It’s a cliché gift this month, but nonetheless, I simply adore chocolate. Always have, always will.
Perhaps not surprisingly, my favorite chocolates can be found at some of Baltimore’s best wine shops. I pick up Kirchmayr from The Wine Source, Vosges from Mt. Washington Wine Company, and Mexican bricks from Chesapeake Wine Company. Unsurprising, because wine and chocolate, when paired properly, are natural complements.
If your valentine has a sweet tooth, consider a bottle from Banyuls-sur-Mer. This picturesque town is the source of heady dessert wine based on the grenache grape, made in the manner of port.
My perennial favorite is Domaine la Tour Vieille Banyuls (Chesapeake Beverage Group, $26.99, 500 milliliters), currently a 2005. The wine’s residual sugar will pair nicely with sweeter chocolate desserts. It also makes an ideal companion to rich, sweet truffles.
Fruit lovers will swoon over Antichi Giochi Casorzo Red Peimontesi “Voület” 2006 (Henry Wine Group, $15.99). Its light sweetness, low alcohol, and delicate bubbles marry to chocolate-dipped strawberries faster than a Vegas drive-through chapel. It is a delightful bottle of wine to have on hand because it is so unusual yet so dangerously delicious. Enjoy it with dessert.

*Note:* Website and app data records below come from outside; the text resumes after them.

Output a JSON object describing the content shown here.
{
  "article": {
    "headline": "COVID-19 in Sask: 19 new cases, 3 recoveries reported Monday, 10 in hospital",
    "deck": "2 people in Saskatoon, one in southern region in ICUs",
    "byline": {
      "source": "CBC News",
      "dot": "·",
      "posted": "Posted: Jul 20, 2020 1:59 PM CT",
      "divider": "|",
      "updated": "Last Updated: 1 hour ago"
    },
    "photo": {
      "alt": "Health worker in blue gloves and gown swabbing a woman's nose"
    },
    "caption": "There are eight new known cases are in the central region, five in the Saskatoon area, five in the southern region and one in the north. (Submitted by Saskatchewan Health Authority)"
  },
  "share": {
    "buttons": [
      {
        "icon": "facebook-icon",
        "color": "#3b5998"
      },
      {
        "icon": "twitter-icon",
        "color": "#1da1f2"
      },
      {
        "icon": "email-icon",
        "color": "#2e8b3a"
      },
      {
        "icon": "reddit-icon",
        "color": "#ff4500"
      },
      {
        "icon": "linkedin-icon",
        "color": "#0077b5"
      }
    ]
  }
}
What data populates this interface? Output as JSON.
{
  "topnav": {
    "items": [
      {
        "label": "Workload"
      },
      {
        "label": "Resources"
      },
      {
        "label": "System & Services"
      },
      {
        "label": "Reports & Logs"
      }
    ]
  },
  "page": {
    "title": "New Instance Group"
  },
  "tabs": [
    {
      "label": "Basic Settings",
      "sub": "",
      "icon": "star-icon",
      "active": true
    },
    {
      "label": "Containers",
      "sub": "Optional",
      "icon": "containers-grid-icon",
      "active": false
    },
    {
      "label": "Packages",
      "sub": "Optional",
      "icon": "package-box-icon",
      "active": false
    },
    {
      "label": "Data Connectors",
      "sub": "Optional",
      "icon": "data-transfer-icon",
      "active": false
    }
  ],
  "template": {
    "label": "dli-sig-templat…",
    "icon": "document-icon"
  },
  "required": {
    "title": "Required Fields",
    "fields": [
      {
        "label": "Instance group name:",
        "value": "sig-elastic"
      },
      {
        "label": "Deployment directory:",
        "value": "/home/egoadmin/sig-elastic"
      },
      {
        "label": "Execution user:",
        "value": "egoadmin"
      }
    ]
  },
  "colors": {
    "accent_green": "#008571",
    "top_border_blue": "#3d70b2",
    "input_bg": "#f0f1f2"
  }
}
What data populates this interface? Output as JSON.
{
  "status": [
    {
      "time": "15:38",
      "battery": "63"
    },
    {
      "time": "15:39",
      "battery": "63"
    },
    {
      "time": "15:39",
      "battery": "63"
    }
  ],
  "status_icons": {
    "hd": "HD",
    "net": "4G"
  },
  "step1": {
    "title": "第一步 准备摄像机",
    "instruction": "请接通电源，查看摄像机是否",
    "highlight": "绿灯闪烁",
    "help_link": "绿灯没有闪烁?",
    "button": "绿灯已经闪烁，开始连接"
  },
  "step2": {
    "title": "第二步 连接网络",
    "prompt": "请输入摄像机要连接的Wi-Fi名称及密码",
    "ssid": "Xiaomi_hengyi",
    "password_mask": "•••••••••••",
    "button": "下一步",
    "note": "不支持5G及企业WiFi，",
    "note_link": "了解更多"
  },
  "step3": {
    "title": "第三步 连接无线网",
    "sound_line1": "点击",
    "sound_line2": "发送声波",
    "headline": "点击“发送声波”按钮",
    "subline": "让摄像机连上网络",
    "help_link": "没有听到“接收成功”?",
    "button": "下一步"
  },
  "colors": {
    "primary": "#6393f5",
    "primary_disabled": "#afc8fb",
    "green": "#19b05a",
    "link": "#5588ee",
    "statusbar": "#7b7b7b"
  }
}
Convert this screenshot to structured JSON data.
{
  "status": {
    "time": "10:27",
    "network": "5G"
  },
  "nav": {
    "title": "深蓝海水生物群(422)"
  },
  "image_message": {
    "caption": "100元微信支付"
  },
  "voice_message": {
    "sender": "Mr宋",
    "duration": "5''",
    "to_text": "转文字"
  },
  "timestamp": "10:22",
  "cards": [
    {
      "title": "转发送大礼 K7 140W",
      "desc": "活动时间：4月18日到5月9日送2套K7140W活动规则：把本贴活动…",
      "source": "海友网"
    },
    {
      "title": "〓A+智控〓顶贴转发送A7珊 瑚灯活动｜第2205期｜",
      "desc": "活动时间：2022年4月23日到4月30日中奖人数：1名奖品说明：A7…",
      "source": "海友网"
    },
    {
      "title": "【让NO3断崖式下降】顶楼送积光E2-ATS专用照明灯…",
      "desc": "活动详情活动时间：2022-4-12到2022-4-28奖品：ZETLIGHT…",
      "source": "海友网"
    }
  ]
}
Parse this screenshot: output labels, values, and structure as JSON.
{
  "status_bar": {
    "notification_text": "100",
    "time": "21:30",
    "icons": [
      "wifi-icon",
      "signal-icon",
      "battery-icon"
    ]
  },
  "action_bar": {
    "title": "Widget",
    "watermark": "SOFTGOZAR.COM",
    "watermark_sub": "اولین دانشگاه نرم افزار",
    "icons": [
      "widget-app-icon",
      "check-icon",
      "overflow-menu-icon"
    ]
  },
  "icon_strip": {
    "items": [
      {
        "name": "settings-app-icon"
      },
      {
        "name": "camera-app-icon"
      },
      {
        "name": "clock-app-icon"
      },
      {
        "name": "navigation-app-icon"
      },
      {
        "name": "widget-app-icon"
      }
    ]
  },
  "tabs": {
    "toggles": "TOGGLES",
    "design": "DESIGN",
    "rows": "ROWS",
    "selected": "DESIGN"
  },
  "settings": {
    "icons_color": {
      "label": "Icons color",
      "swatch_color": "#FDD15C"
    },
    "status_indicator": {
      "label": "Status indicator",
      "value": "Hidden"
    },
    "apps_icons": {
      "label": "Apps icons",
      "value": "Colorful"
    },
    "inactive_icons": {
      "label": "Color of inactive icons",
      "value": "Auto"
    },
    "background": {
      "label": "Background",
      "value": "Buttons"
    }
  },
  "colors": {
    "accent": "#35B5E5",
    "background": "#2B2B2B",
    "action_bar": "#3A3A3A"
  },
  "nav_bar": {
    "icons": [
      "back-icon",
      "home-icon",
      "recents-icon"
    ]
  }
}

Ninety percent dark-chocolate fetishists, or even those less adventuresome fans of the 60 or 70 percent variety, require something a bit more serious. Dark, brooding, sometimes tannic chocolate requires something similar in a wine, something with body and depth—like Honig Cabernet Sauvignon Napa Valley 2005 (Bacchus Importers, Ltd., $29.99). This is a hefty Napa cabernet sauvignon that I wouldn’t hesitate to recommend for anything that requires strapping red wine, but it also has a role to play with chocolate. Its ripe California fruit won’t be overshadowed by the sweetness of dessert, and its tannic structure will support cocoa butter just as naturally as it would béarnaise sauce or marbled rib-eye.